▶ [Exercise aim]
Below are some entries. Reproduce them word for word.

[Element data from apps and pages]
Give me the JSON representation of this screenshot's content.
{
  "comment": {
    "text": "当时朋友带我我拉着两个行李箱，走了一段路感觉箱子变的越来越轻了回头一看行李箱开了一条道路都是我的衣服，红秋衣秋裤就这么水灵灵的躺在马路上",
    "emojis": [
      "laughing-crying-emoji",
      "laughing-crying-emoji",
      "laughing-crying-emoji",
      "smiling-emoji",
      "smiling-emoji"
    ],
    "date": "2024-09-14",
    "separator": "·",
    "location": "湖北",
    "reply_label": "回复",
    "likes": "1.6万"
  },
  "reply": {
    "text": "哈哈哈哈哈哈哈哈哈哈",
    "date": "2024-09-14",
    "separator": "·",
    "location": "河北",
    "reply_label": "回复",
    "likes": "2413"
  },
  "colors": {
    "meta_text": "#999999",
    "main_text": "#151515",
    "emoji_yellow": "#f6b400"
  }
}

▶ [Response below]
Give me the JSON representation of this screenshot's content.
{
  "comment": {
    "text": "当时朋友带我我拉着两个行李箱，走了一段路感觉箱子变的越来越轻了回头一看行李箱开了一条道路都是我的衣服，红秋衣秋裤就这么水灵灵的躺在马路上",
    "emojis": [
      "laughing-crying-emoji",
      "laughing-crying-emoji",
      "laughing-crying-emoji",
      "smiling-emoji",
      "smiling-emoji"
    ],
    "date": "2024-09-14",
    "separator": "·",
    "location": "湖北",
    "reply_label": "回复",
    "likes": "1.6万"
  },
  "reply": {
    "text": "哈哈哈哈哈哈哈哈哈哈",
    "date": "2024-09-14",
    "separator": "·",
    "location": "河北",
    "reply_label": "回复",
    "likes": "2413"
  },
  "colors": {
    "meta_text": "#999999",
    "main_text": "#151515",
    "emoji_yellow": "#f6b400"
  }
}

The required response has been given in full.